* [PROBLEM TO WORK ON]
The records below are to be returned word for word, with pictures left out.

Records excerpted from a collection:

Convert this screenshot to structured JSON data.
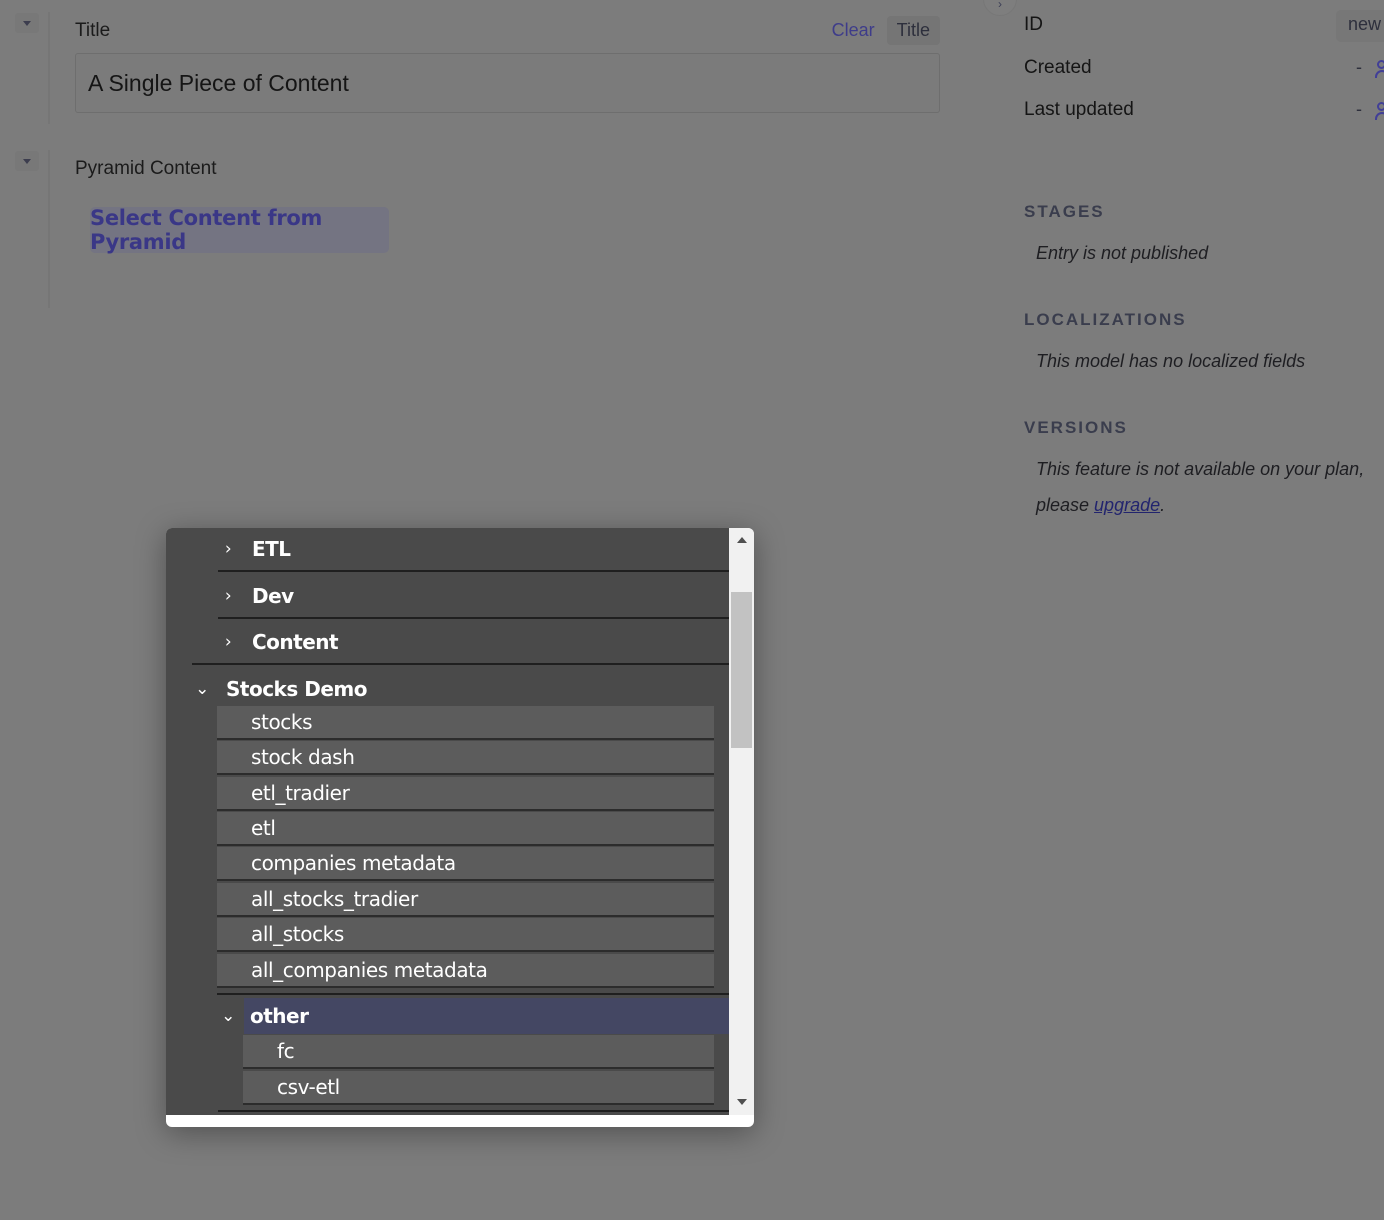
{
  "editor": {
    "title_field": {
      "label": "Title",
      "clear_label": "Clear",
      "badge_label": "Title",
      "value": "A Single Piece of Content"
    },
    "pyramid_field": {
      "label": "Pyramid Content",
      "button_label": "Select Content from Pyramid"
    }
  },
  "sidebar": {
    "meta": {
      "id_label": "ID",
      "id_value": "new",
      "created_label": "Created",
      "created_value": "-",
      "updated_label": "Last updated",
      "updated_value": "-"
    },
    "stages": {
      "heading": "STAGES",
      "text": "Entry is not published"
    },
    "localizations": {
      "heading": "LOCALIZATIONS",
      "text": "This model has no localized fields"
    },
    "versions": {
      "heading": "VERSIONS",
      "text_line1": "This feature is not available on your plan,",
      "text_prefix": "please ",
      "link_label": "upgrade",
      "text_suffix": "."
    }
  },
  "tree": {
    "folders_top": [
      {
        "label": "ETL",
        "expanded": false
      },
      {
        "label": "Dev",
        "expanded": false
      },
      {
        "label": "Content",
        "expanded": false
      }
    ],
    "stocks_demo": {
      "label": "Stocks Demo",
      "expanded": true,
      "items": [
        "stocks",
        "stock dash",
        "etl_tradier",
        "etl",
        "companies metadata",
        "all_stocks_tradier",
        "all_stocks",
        "all_companies metadata"
      ]
    },
    "other": {
      "label": "other",
      "expanded": true,
      "selected": true,
      "items": [
        "fc",
        "csv-etl"
      ]
    }
  },
  "colors": {
    "overlay": "#7c7c7c",
    "accent": "#3a3787",
    "tree_bg": "#4a4a4a",
    "tree_leaf_bg": "#5c5c5c",
    "tree_selected": "#444763"
  }
}
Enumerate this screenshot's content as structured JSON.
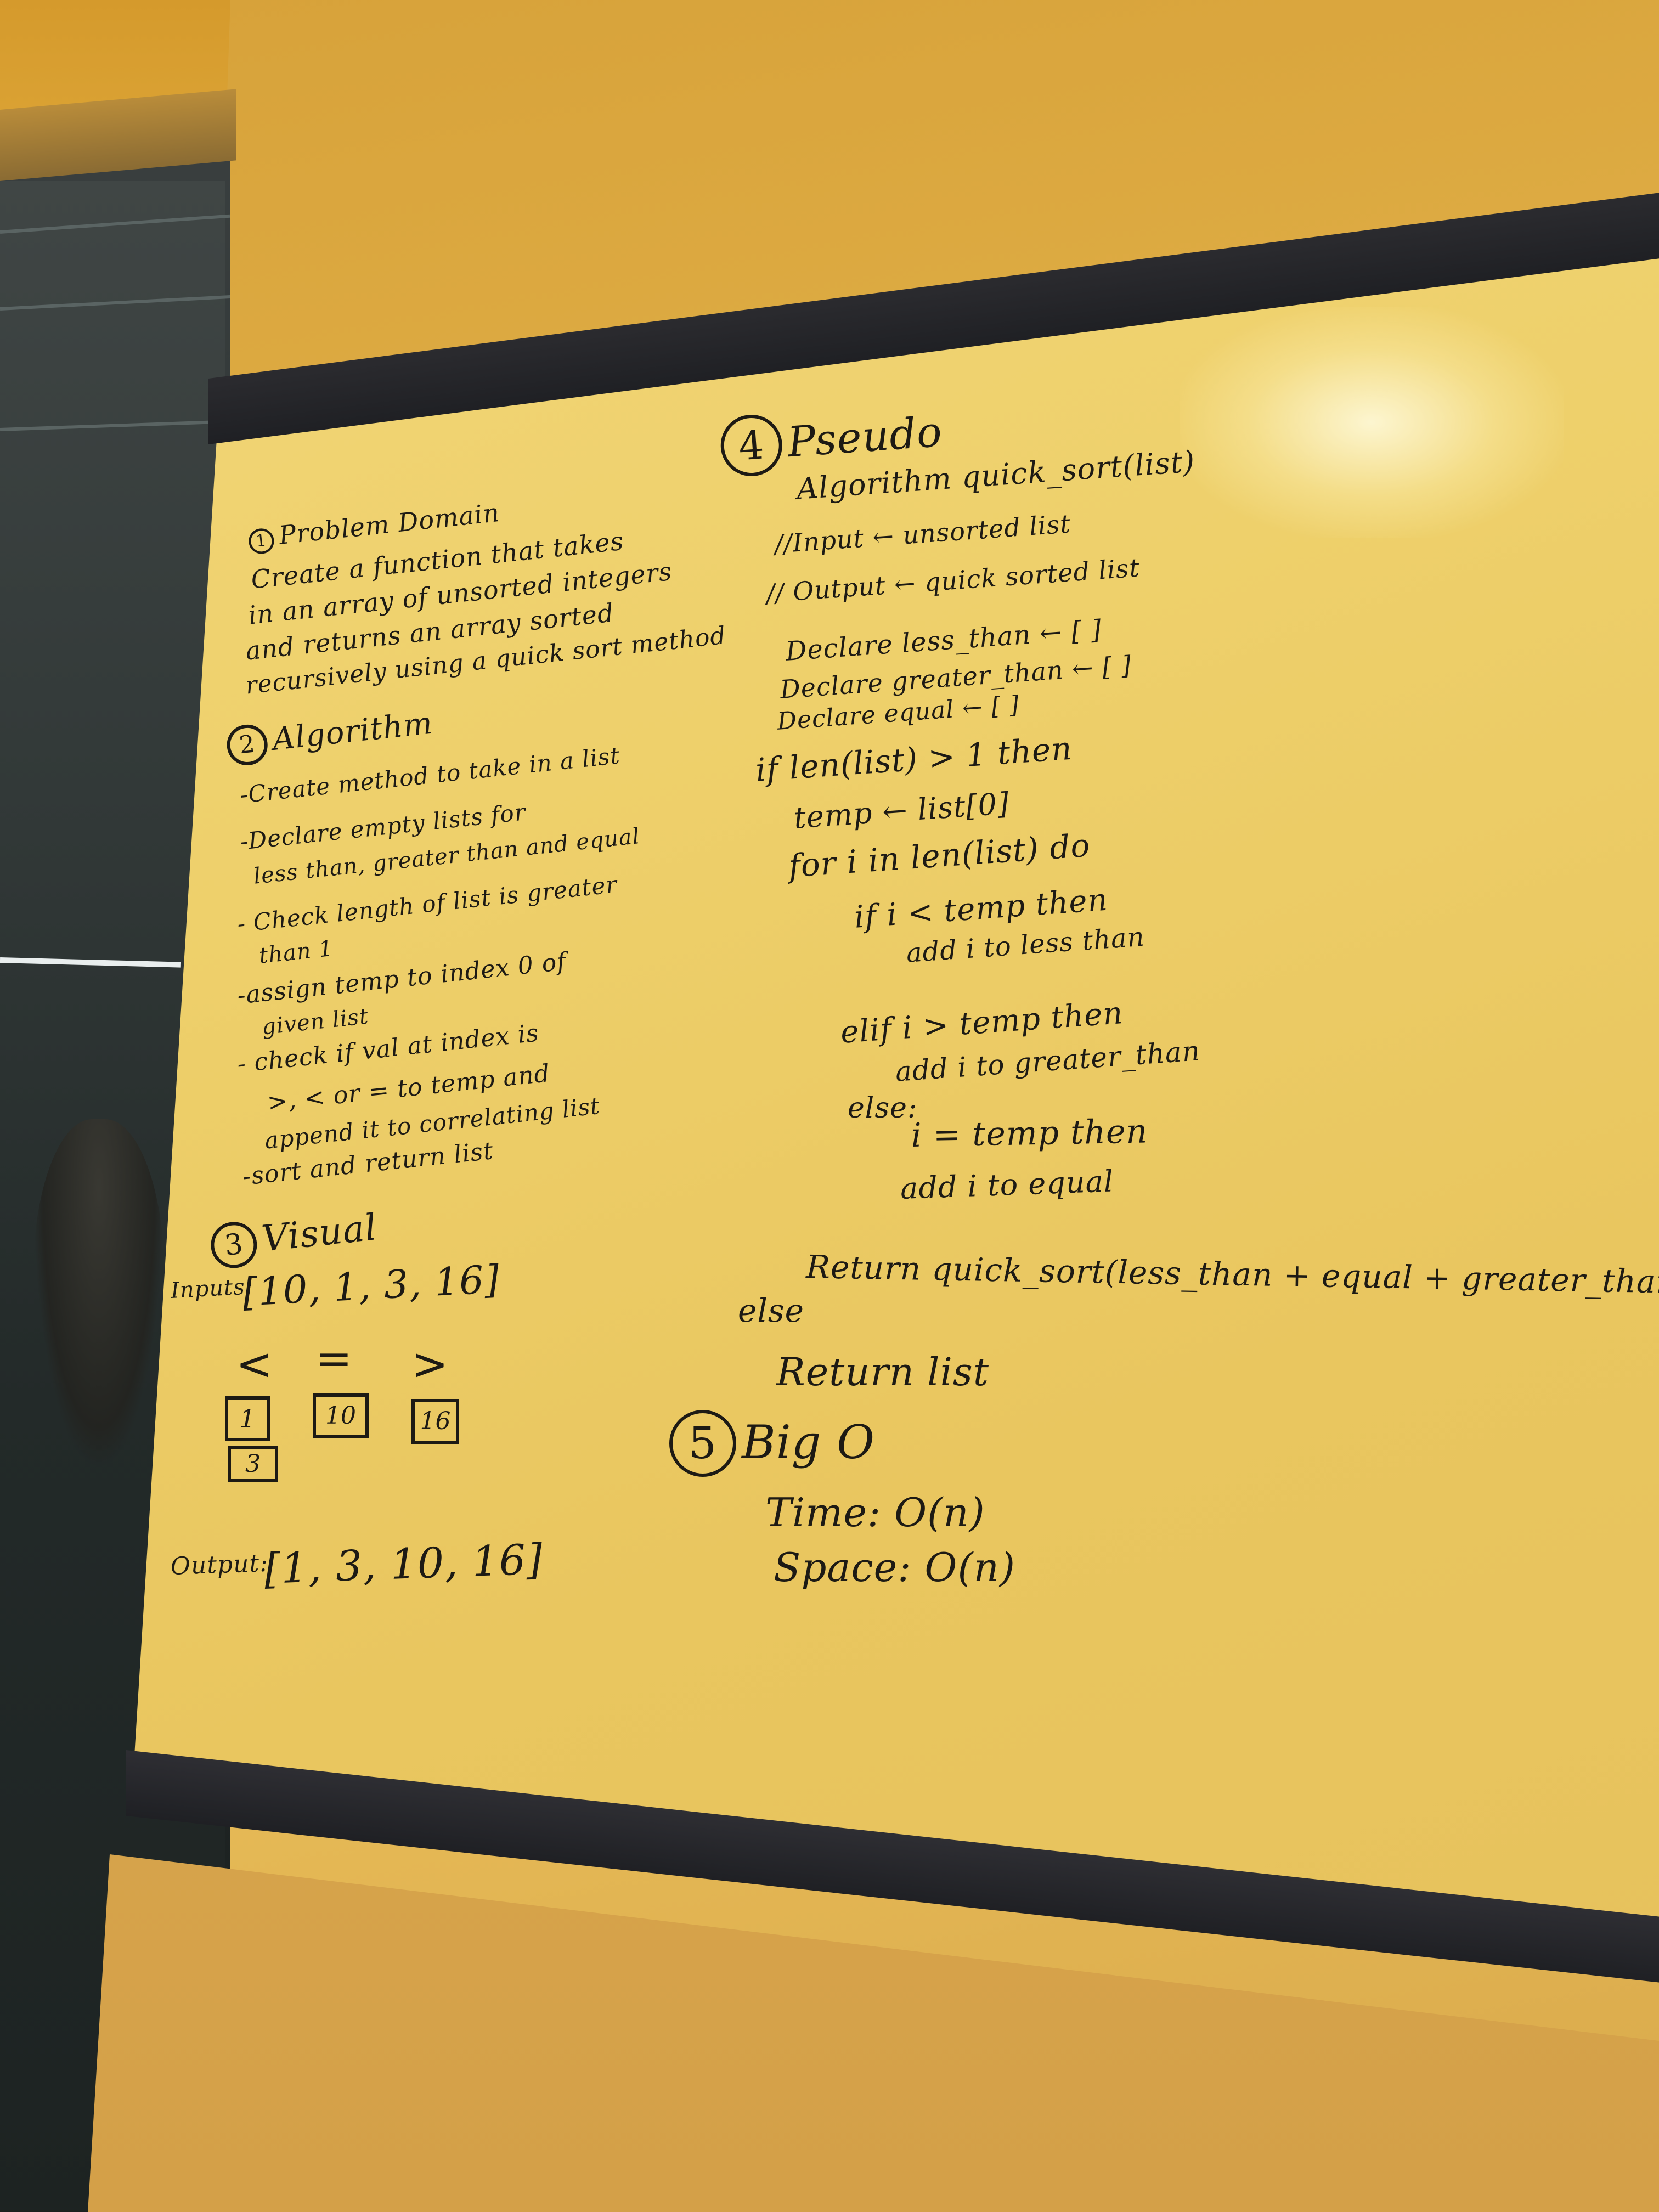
{
  "section1": {
    "number": "1",
    "title": "Problem Domain",
    "lines": [
      "Create a function that takes",
      "in an array of unsorted integers",
      "and returns an array sorted",
      "recursively using a quick sort method"
    ]
  },
  "section2": {
    "number": "2",
    "title": "Algorithm",
    "lines": [
      "-Create method to take in a list",
      "-Declare empty lists for",
      "less than, greater than and equal",
      "- Check length of list is greater",
      "than 1",
      "-assign temp to index 0 of",
      "given list",
      "- check if val at index is",
      ">, < or = to temp and",
      "append it to correlating list",
      "-sort and return list"
    ]
  },
  "section3": {
    "number": "3",
    "title": "Visual",
    "input_label": "Inputs:",
    "input_value": "[10, 1, 3, 16]",
    "less_symbol": "<",
    "equal_symbol": "=",
    "greater_symbol": ">",
    "less_items": [
      "1",
      "3"
    ],
    "equal_items": [
      "10"
    ],
    "greater_items": [
      "16"
    ],
    "output_label": "Output:",
    "output_value": "[1, 3, 10, 16]"
  },
  "section4": {
    "number": "4",
    "title": "Pseudo",
    "lines": [
      "Algorithm quick_sort(list)",
      "//Input ← unsorted list",
      "// Output ← quick sorted list",
      "Declare less_than ← [ ]",
      "Declare greater_than ← [ ]",
      "Declare equal ← [ ]",
      "if len(list) > 1 then",
      "temp ← list[0]",
      "for i in len(list) do",
      "if i < temp then",
      "add i to less than",
      "elif i > temp then",
      "add i to greater_than",
      "else:",
      "i = temp then",
      "add i to equal",
      "Return quick_sort(less_than + equal + greater_than)",
      "else",
      "Return list"
    ]
  },
  "section5": {
    "number": "5",
    "title": "Big O",
    "time": "Time: O(n)",
    "space": "Space: O(n)"
  }
}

* [SOLUTION TO THIS PROBLEM]
Convert this screenshot to structured JSON data.
{
  "editor": {
    "title_field": {
      "label": "Title",
      "clear_label": "Clear",
      "badge_label": "Title",
      "value": "A Single Piece of Content"
    },
    "pyramid_field": {
      "label": "Pyramid Content",
      "button_label": "Select Content from Pyramid"
    }
  },
  "sidebar": {
    "meta": {
      "id_label": "ID",
      "id_value": "new",
      "created_label": "Created",
      "created_value": "-",
      "updated_label": "Last updated",
      "updated_value": "-"
    },
    "stages": {
      "heading": "STAGES",
      "text": "Entry is not published"
    },
    "localizations": {
      "heading": "LOCALIZATIONS",
      "text": "This model has no localized fields"
    },
    "versions": {
      "heading": "VERSIONS",
      "text_line1": "This feature is not available on your plan,",
      "text_prefix": "please ",
      "link_label": "upgrade",
      "text_suffix": "."
    }
  },
  "tree": {
    "folders_top": [
      {
        "label": "ETL",
        "expanded": false
      },
      {
        "label": "Dev",
        "expanded": false
      },
      {
        "label": "Content",
        "expanded": false
      }
    ],
    "stocks_demo": {
      "label": "Stocks Demo",
      "expanded": true,
      "items": [
        "stocks",
        "stock dash",
        "etl_tradier",
        "etl",
        "companies metadata",
        "all_stocks_tradier",
        "all_stocks",
        "all_companies metadata"
      ]
    },
    "other": {
      "label": "other",
      "expanded": true,
      "selected": true,
      "items": [
        "fc",
        "csv-etl"
      ]
    }
  },
  "colors": {
    "overlay": "#7c7c7c",
    "accent": "#3a3787",
    "tree_bg": "#4a4a4a",
    "tree_leaf_bg": "#5c5c5c",
    "tree_selected": "#444763"
  }
}
Enumerate this screenshot's content as structured JSON.
{
  "section1": {
    "number": "1",
    "title": "Problem Domain",
    "lines": [
      "Create a function that takes",
      "in an array of unsorted integers",
      "and returns an array sorted",
      "recursively using a quick sort method"
    ]
  },
  "section2": {
    "number": "2",
    "title": "Algorithm",
    "lines": [
      "-Create method to take in a list",
      "-Declare empty lists for",
      "less than, greater than and equal",
      "- Check length of list is greater",
      "than 1",
      "-assign temp to index 0 of",
      "given list",
      "- check if val at index is",
      ">, < or = to temp and",
      "append it to correlating list",
      "-sort and return list"
    ]
  },
  "section3": {
    "number": "3",
    "title": "Visual",
    "input_label": "Inputs:",
    "input_value": "[10, 1, 3, 16]",
    "less_symbol": "<",
    "equal_symbol": "=",
    "greater_symbol": ">",
    "less_items": [
      "1",
      "3"
    ],
    "equal_items": [
      "10"
    ],
    "greater_items": [
      "16"
    ],
    "output_label": "Output:",
    "output_value": "[1, 3, 10, 16]"
  },
  "section4": {
    "number": "4",
    "title": "Pseudo",
    "lines": [
      "Algorithm quick_sort(list)",
      "//Input ← unsorted list",
      "// Output ← quick sorted list",
      "Declare less_than ← [ ]",
      "Declare greater_than ← [ ]",
      "Declare equal ← [ ]",
      "if len(list) > 1 then",
      "temp ← list[0]",
      "for i in len(list) do",
      "if i < temp then",
      "add i to less than",
      "elif i > temp then",
      "add i to greater_than",
      "else:",
      "i = temp then",
      "add i to equal",
      "Return quick_sort(less_than + equal + greater_than)",
      "else",
      "Return list"
    ]
  },
  "section5": {
    "number": "5",
    "title": "Big O",
    "time": "Time: O(n)",
    "space": "Space: O(n)"
  }
}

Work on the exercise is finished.